TO DO:
Gather, from the data below, each line in which the word "this" occurs.

PROVIDED INFORMATION:

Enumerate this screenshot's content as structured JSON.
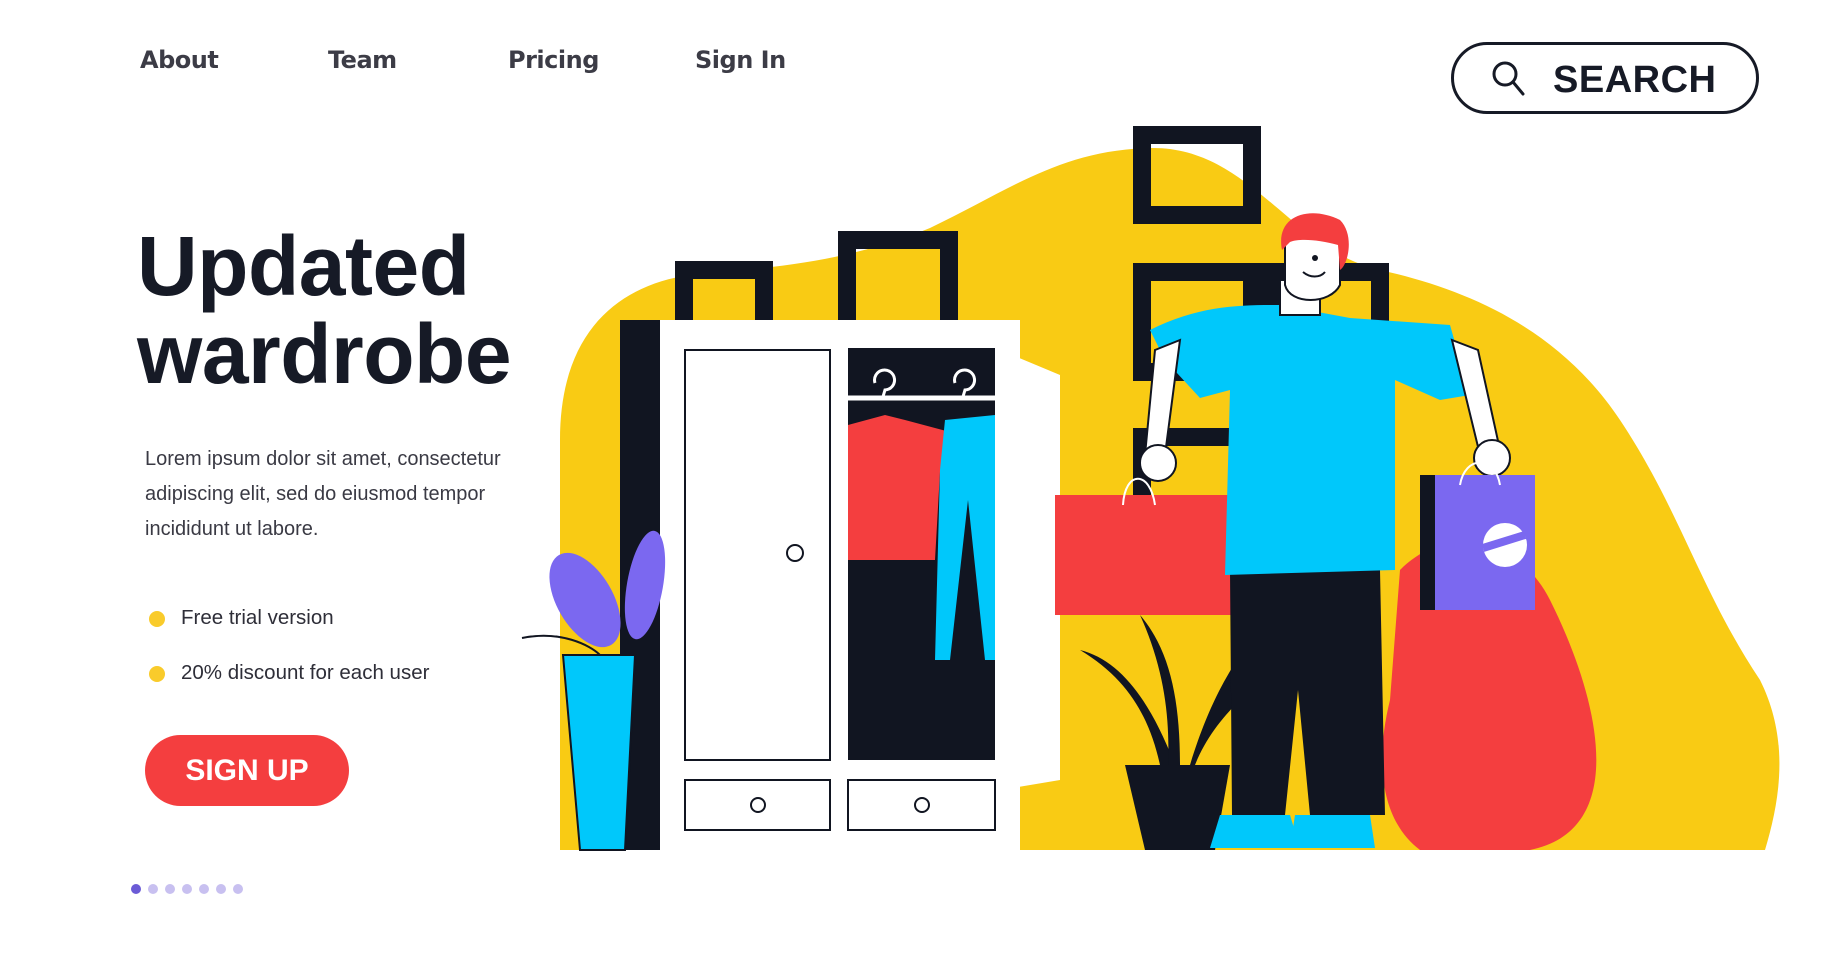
{
  "nav": {
    "items": [
      {
        "label": "About"
      },
      {
        "label": "Team"
      },
      {
        "label": "Pricing"
      },
      {
        "label": "Sign In"
      }
    ]
  },
  "search": {
    "label": "SEARCH",
    "icon": "search-icon"
  },
  "hero": {
    "title_line1": "Updated",
    "title_line2": "wardrobe",
    "description": "Lorem ipsum dolor sit amet, consectetur adipiscing elit, sed do eiusmod tempor incididunt ut labore.",
    "bullets": [
      {
        "text": "Free trial version"
      },
      {
        "text": "20% discount for each user"
      }
    ],
    "cta_label": "SIGN UP"
  },
  "pager": {
    "total": 7,
    "active": 1
  },
  "illustration": {
    "subject": "man holding shopping bags next to open wardrobe",
    "colors": {
      "yellow": "#f9cb14",
      "navy": "#111521",
      "red": "#f43e3f",
      "cyan": "#00c8fb",
      "purple": "#7b68f0",
      "white": "#ffffff"
    }
  },
  "colors": {
    "text_dark": "#161a26",
    "accent_red": "#f43e3f",
    "bullet_yellow": "#f9cb2b",
    "pager_active": "#6b5bd6",
    "pager_inactive": "#c8c0f0"
  }
}
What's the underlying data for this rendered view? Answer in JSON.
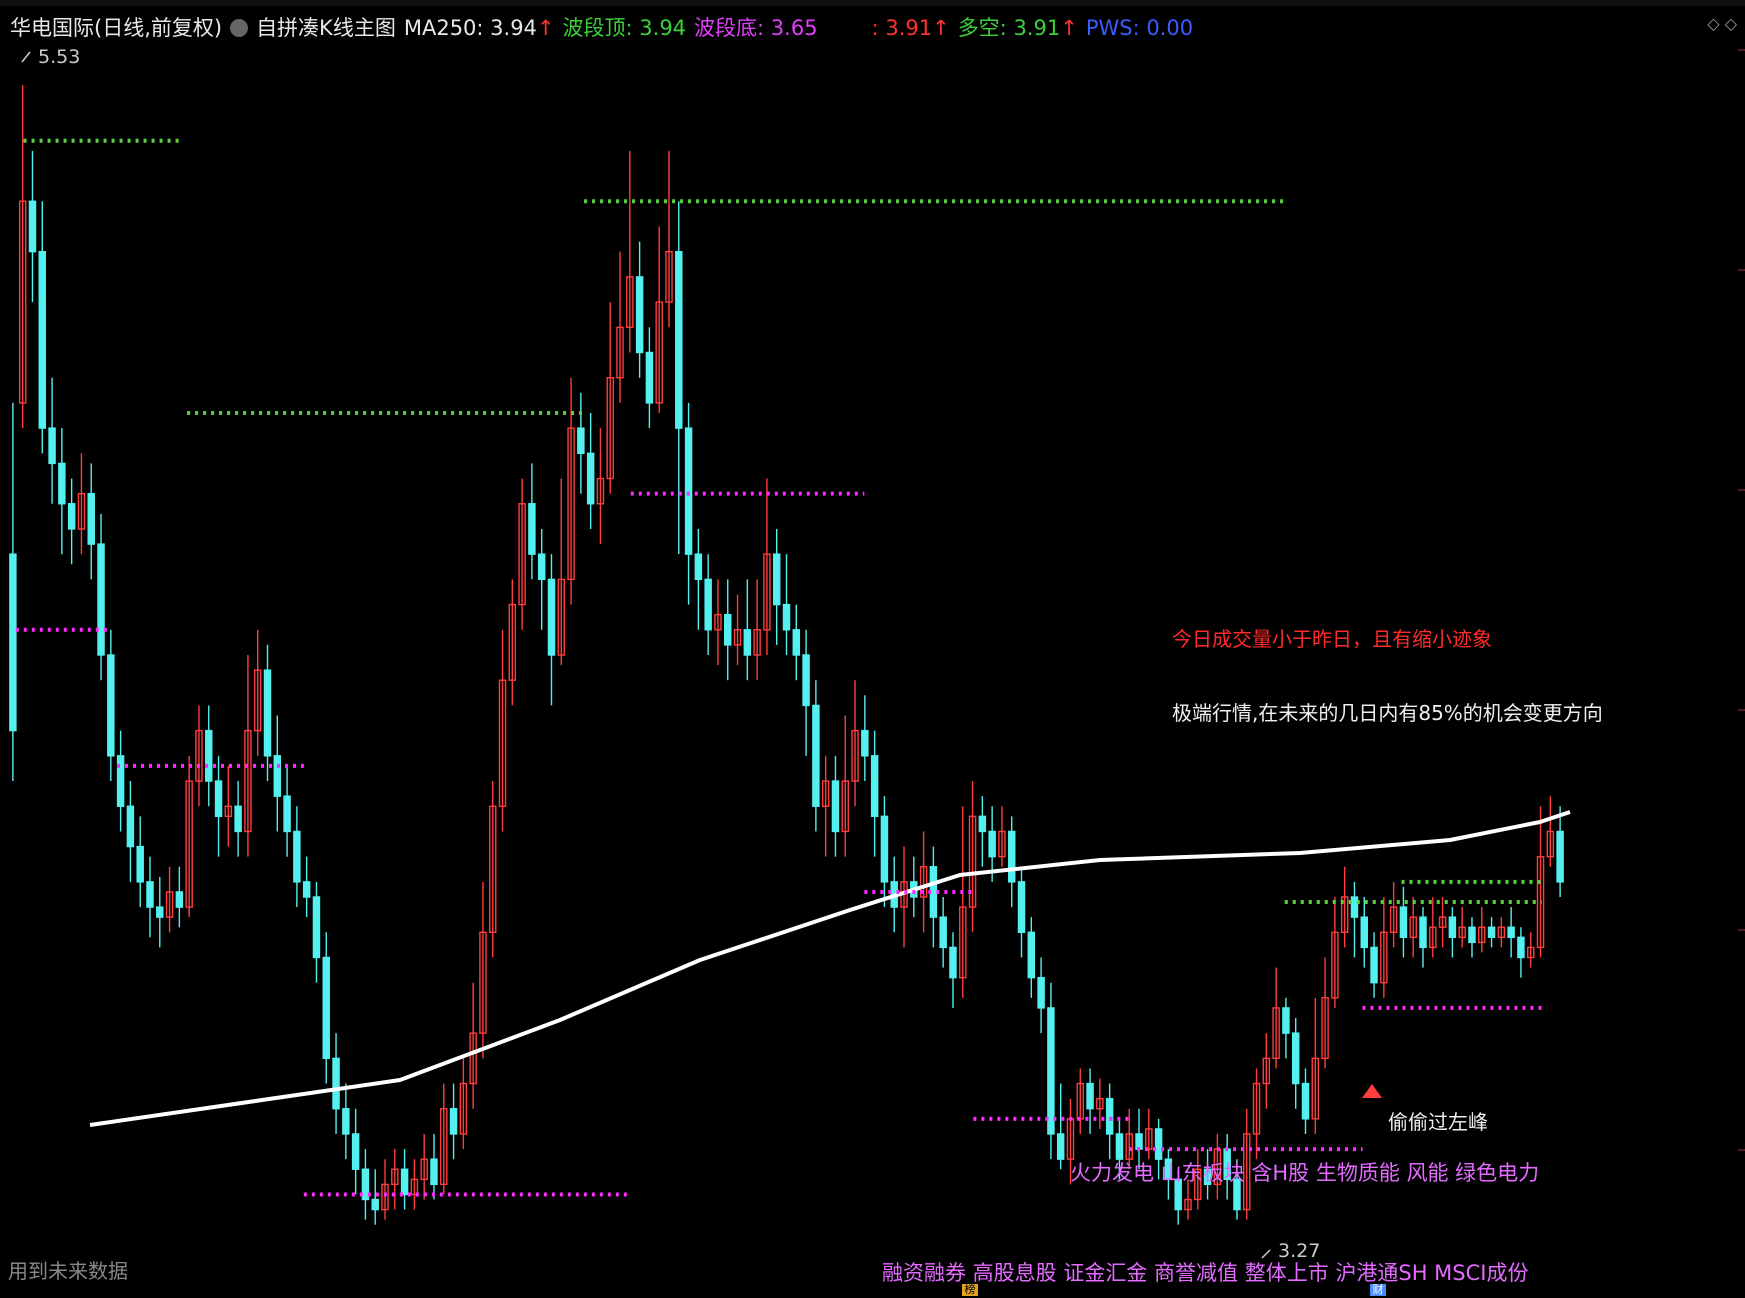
{
  "header": {
    "stock": "华电国际(日线,前复权)",
    "indicator": "自拼凑K线主图",
    "ma_label": "MA250: 3.94",
    "ma_arrow": "↑",
    "top_label": "波段顶: 3.94",
    "bottom_label": "波段底: 3.65",
    "blank_label": ": 3.91",
    "blank_arrow": "↑",
    "bullbear_label": "多空: 3.91",
    "bullbear_arrow": "↑",
    "pws_label": "PWS: 0.00"
  },
  "right_icons": "◇ ◇",
  "labels": {
    "high": "5.53",
    "low": "3.27",
    "future_data": "用到未来数据",
    "volume_note": "今日成交量小于昨日，且有缩小迹象",
    "extreme_note": "极端行情,在未来的几日内有85%的机会变更方向",
    "peak_note": "偷偷过左峰",
    "concepts1": "火力发电 山东板块 含H股 生物质能 风能 绿色电力",
    "concepts2": "融资融券 高股息股 证金汇金 商誉减值 整体上市 沪港通SH MSCI成份",
    "badge1": "榜",
    "badge2": "财"
  },
  "colors": {
    "background": "#000000",
    "up": "#ff3d3d",
    "down": "#54f0f0",
    "ma": "#ffffff",
    "top_dots": "#5bd33a",
    "bottom_dots": "#ff2bff",
    "header_green": "#3bd13b",
    "header_magenta": "#e040fb",
    "header_red": "#ff3030",
    "header_blue": "#3c5bff",
    "note_red": "#ff2a2a",
    "note_white": "#f0f0f0",
    "concept": "#e36bff"
  },
  "chart_data": {
    "type": "candlestick",
    "ylim": [
      3.2,
      5.6
    ],
    "candles": [
      [
        4.6,
        4.25,
        4.9,
        4.15
      ],
      [
        4.9,
        5.3,
        5.53,
        4.85
      ],
      [
        5.3,
        5.2,
        5.4,
        5.1
      ],
      [
        5.2,
        4.85,
        5.3,
        4.8
      ],
      [
        4.85,
        4.78,
        4.95,
        4.7
      ],
      [
        4.78,
        4.7,
        4.85,
        4.6
      ],
      [
        4.7,
        4.65,
        4.75,
        4.58
      ],
      [
        4.65,
        4.72,
        4.8,
        4.6
      ],
      [
        4.72,
        4.62,
        4.78,
        4.55
      ],
      [
        4.62,
        4.4,
        4.68,
        4.35
      ],
      [
        4.4,
        4.2,
        4.45,
        4.15
      ],
      [
        4.2,
        4.1,
        4.25,
        4.05
      ],
      [
        4.1,
        4.02,
        4.15,
        3.95
      ],
      [
        4.02,
        3.95,
        4.08,
        3.9
      ],
      [
        3.95,
        3.9,
        4.0,
        3.84
      ],
      [
        3.9,
        3.88,
        3.96,
        3.82
      ],
      [
        3.88,
        3.93,
        3.98,
        3.85
      ],
      [
        3.93,
        3.9,
        3.98,
        3.86
      ],
      [
        3.9,
        4.15,
        4.2,
        3.88
      ],
      [
        4.15,
        4.25,
        4.3,
        4.1
      ],
      [
        4.25,
        4.15,
        4.3,
        4.1
      ],
      [
        4.15,
        4.08,
        4.2,
        4.0
      ],
      [
        4.08,
        4.1,
        4.18,
        4.02
      ],
      [
        4.1,
        4.05,
        4.15,
        4.0
      ],
      [
        4.05,
        4.25,
        4.4,
        4.0
      ],
      [
        4.25,
        4.37,
        4.45,
        4.2
      ],
      [
        4.37,
        4.2,
        4.42,
        4.15
      ],
      [
        4.2,
        4.12,
        4.28,
        4.05
      ],
      [
        4.12,
        4.05,
        4.18,
        4.0
      ],
      [
        4.05,
        3.95,
        4.1,
        3.9
      ],
      [
        3.95,
        3.92,
        4.0,
        3.88
      ],
      [
        3.92,
        3.8,
        3.95,
        3.75
      ],
      [
        3.8,
        3.6,
        3.85,
        3.55
      ],
      [
        3.6,
        3.5,
        3.65,
        3.45
      ],
      [
        3.5,
        3.45,
        3.55,
        3.4
      ],
      [
        3.45,
        3.38,
        3.5,
        3.33
      ],
      [
        3.38,
        3.32,
        3.42,
        3.28
      ],
      [
        3.32,
        3.3,
        3.38,
        3.27
      ],
      [
        3.3,
        3.35,
        3.4,
        3.28
      ],
      [
        3.35,
        3.38,
        3.42,
        3.3
      ],
      [
        3.38,
        3.33,
        3.42,
        3.3
      ],
      [
        3.33,
        3.36,
        3.4,
        3.3
      ],
      [
        3.36,
        3.4,
        3.45,
        3.32
      ],
      [
        3.4,
        3.35,
        3.45,
        3.32
      ],
      [
        3.35,
        3.5,
        3.55,
        3.33
      ],
      [
        3.5,
        3.45,
        3.55,
        3.4
      ],
      [
        3.45,
        3.55,
        3.6,
        3.42
      ],
      [
        3.55,
        3.65,
        3.75,
        3.5
      ],
      [
        3.65,
        3.85,
        3.95,
        3.6
      ],
      [
        3.85,
        4.1,
        4.15,
        3.8
      ],
      [
        4.1,
        4.35,
        4.45,
        4.05
      ],
      [
        4.35,
        4.5,
        4.55,
        4.3
      ],
      [
        4.5,
        4.7,
        4.75,
        4.45
      ],
      [
        4.7,
        4.6,
        4.78,
        4.55
      ],
      [
        4.6,
        4.55,
        4.65,
        4.45
      ],
      [
        4.55,
        4.4,
        4.6,
        4.3
      ],
      [
        4.4,
        4.55,
        4.75,
        4.38
      ],
      [
        4.55,
        4.85,
        4.95,
        4.5
      ],
      [
        4.85,
        4.8,
        4.92,
        4.72
      ],
      [
        4.8,
        4.7,
        4.88,
        4.65
      ],
      [
        4.7,
        4.75,
        4.85,
        4.62
      ],
      [
        4.75,
        4.95,
        5.1,
        4.72
      ],
      [
        4.95,
        5.05,
        5.2,
        4.9
      ],
      [
        5.05,
        5.15,
        5.4,
        5.0
      ],
      [
        5.15,
        5.0,
        5.22,
        4.95
      ],
      [
        5.0,
        4.9,
        5.05,
        4.85
      ],
      [
        4.9,
        5.1,
        5.25,
        4.88
      ],
      [
        5.1,
        5.2,
        5.4,
        5.05
      ],
      [
        5.2,
        4.85,
        5.3,
        4.6
      ],
      [
        4.85,
        4.6,
        4.9,
        4.5
      ],
      [
        4.6,
        4.55,
        4.65,
        4.45
      ],
      [
        4.55,
        4.45,
        4.6,
        4.4
      ],
      [
        4.45,
        4.48,
        4.55,
        4.38
      ],
      [
        4.48,
        4.42,
        4.55,
        4.35
      ],
      [
        4.42,
        4.45,
        4.52,
        4.38
      ],
      [
        4.45,
        4.4,
        4.55,
        4.35
      ],
      [
        4.4,
        4.45,
        4.55,
        4.35
      ],
      [
        4.45,
        4.6,
        4.75,
        4.4
      ],
      [
        4.6,
        4.5,
        4.65,
        4.42
      ],
      [
        4.5,
        4.45,
        4.6,
        4.4
      ],
      [
        4.45,
        4.4,
        4.5,
        4.35
      ],
      [
        4.4,
        4.3,
        4.45,
        4.2
      ],
      [
        4.3,
        4.1,
        4.35,
        4.05
      ],
      [
        4.1,
        4.15,
        4.2,
        4.0
      ],
      [
        4.15,
        4.05,
        4.2,
        4.0
      ],
      [
        4.05,
        4.15,
        4.28,
        4.0
      ],
      [
        4.15,
        4.25,
        4.35,
        4.1
      ],
      [
        4.25,
        4.2,
        4.32,
        4.15
      ],
      [
        4.2,
        4.08,
        4.25,
        4.0
      ],
      [
        4.08,
        3.95,
        4.12,
        3.9
      ],
      [
        3.95,
        3.9,
        4.0,
        3.85
      ],
      [
        3.9,
        3.95,
        4.02,
        3.82
      ],
      [
        3.95,
        3.92,
        4.0,
        3.88
      ],
      [
        3.92,
        3.98,
        4.05,
        3.85
      ],
      [
        3.98,
        3.88,
        4.02,
        3.82
      ],
      [
        3.88,
        3.82,
        3.92,
        3.78
      ],
      [
        3.82,
        3.76,
        3.85,
        3.7
      ],
      [
        3.76,
        3.9,
        4.1,
        3.72
      ],
      [
        3.9,
        4.08,
        4.15,
        3.85
      ],
      [
        4.08,
        4.05,
        4.12,
        3.98
      ],
      [
        4.05,
        4.0,
        4.1,
        3.95
      ],
      [
        4.0,
        4.05,
        4.1,
        3.98
      ],
      [
        4.05,
        3.95,
        4.08,
        3.9
      ],
      [
        3.95,
        3.85,
        3.98,
        3.8
      ],
      [
        3.85,
        3.76,
        3.88,
        3.72
      ],
      [
        3.76,
        3.7,
        3.8,
        3.65
      ],
      [
        3.7,
        3.45,
        3.75,
        3.4
      ],
      [
        3.45,
        3.4,
        3.55,
        3.38
      ],
      [
        3.4,
        3.48,
        3.52,
        3.35
      ],
      [
        3.48,
        3.55,
        3.58,
        3.45
      ],
      [
        3.55,
        3.5,
        3.58,
        3.45
      ],
      [
        3.5,
        3.52,
        3.56,
        3.46
      ],
      [
        3.52,
        3.45,
        3.55,
        3.4
      ],
      [
        3.45,
        3.4,
        3.48,
        3.36
      ],
      [
        3.4,
        3.45,
        3.5,
        3.38
      ],
      [
        3.45,
        3.42,
        3.5,
        3.38
      ],
      [
        3.42,
        3.46,
        3.5,
        3.4
      ],
      [
        3.46,
        3.4,
        3.48,
        3.36
      ],
      [
        3.4,
        3.36,
        3.42,
        3.32
      ],
      [
        3.36,
        3.3,
        3.38,
        3.27
      ],
      [
        3.3,
        3.32,
        3.36,
        3.28
      ],
      [
        3.32,
        3.38,
        3.42,
        3.3
      ],
      [
        3.38,
        3.35,
        3.42,
        3.32
      ],
      [
        3.35,
        3.42,
        3.45,
        3.32
      ],
      [
        3.42,
        3.36,
        3.45,
        3.32
      ],
      [
        3.36,
        3.3,
        3.4,
        3.28
      ],
      [
        3.3,
        3.45,
        3.5,
        3.28
      ],
      [
        3.45,
        3.55,
        3.58,
        3.4
      ],
      [
        3.55,
        3.6,
        3.65,
        3.5
      ],
      [
        3.6,
        3.7,
        3.78,
        3.58
      ],
      [
        3.7,
        3.65,
        3.72,
        3.6
      ],
      [
        3.65,
        3.55,
        3.68,
        3.5
      ],
      [
        3.55,
        3.48,
        3.58,
        3.45
      ],
      [
        3.48,
        3.6,
        3.72,
        3.45
      ],
      [
        3.6,
        3.72,
        3.8,
        3.58
      ],
      [
        3.72,
        3.85,
        3.92,
        3.7
      ],
      [
        3.85,
        3.92,
        3.98,
        3.82
      ],
      [
        3.92,
        3.88,
        3.95,
        3.8
      ],
      [
        3.88,
        3.82,
        3.92,
        3.78
      ],
      [
        3.82,
        3.75,
        3.85,
        3.72
      ],
      [
        3.75,
        3.85,
        3.92,
        3.72
      ],
      [
        3.85,
        3.9,
        3.95,
        3.82
      ],
      [
        3.9,
        3.84,
        3.94,
        3.8
      ],
      [
        3.84,
        3.88,
        3.92,
        3.8
      ],
      [
        3.88,
        3.82,
        3.9,
        3.78
      ],
      [
        3.82,
        3.86,
        3.92,
        3.8
      ],
      [
        3.86,
        3.88,
        3.92,
        3.82
      ],
      [
        3.88,
        3.84,
        3.9,
        3.8
      ],
      [
        3.84,
        3.86,
        3.9,
        3.82
      ],
      [
        3.86,
        3.83,
        3.88,
        3.8
      ],
      [
        3.83,
        3.86,
        3.9,
        3.81
      ],
      [
        3.86,
        3.84,
        3.88,
        3.82
      ],
      [
        3.84,
        3.86,
        3.88,
        3.82
      ],
      [
        3.86,
        3.84,
        3.9,
        3.8
      ],
      [
        3.84,
        3.8,
        3.86,
        3.76
      ],
      [
        3.8,
        3.82,
        3.85,
        3.78
      ],
      [
        3.82,
        4.0,
        4.1,
        3.8
      ],
      [
        4.0,
        4.05,
        4.12,
        3.98
      ],
      [
        4.05,
        3.95,
        4.1,
        3.92
      ]
    ],
    "ma250": [
      [
        90,
        1125
      ],
      [
        400,
        1080
      ],
      [
        560,
        1020
      ],
      [
        700,
        960
      ],
      [
        850,
        910
      ],
      [
        960,
        875
      ],
      [
        1100,
        860
      ],
      [
        1300,
        853
      ],
      [
        1450,
        840
      ],
      [
        1540,
        822
      ],
      [
        1570,
        812
      ]
    ],
    "top_lines": [
      [
        0.01,
        0.11,
        5.42
      ],
      [
        0.37,
        0.82,
        5.3
      ],
      [
        0.115,
        0.37,
        4.88
      ],
      [
        0.82,
        0.985,
        3.91
      ],
      [
        0.895,
        0.985,
        3.95
      ]
    ],
    "bottom_lines": [
      [
        0.005,
        0.066,
        4.45
      ],
      [
        0.07,
        0.19,
        4.18
      ],
      [
        0.19,
        0.4,
        3.33
      ],
      [
        0.4,
        0.55,
        4.72
      ],
      [
        0.55,
        0.62,
        3.93
      ],
      [
        0.62,
        0.72,
        3.48
      ],
      [
        0.72,
        0.87,
        3.42
      ],
      [
        0.87,
        0.985,
        3.7
      ]
    ]
  }
}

ANSWER:
Enumerate this screenshot's content as structured JSON.
What's the underlying data for this rendered view? Answer in JSON.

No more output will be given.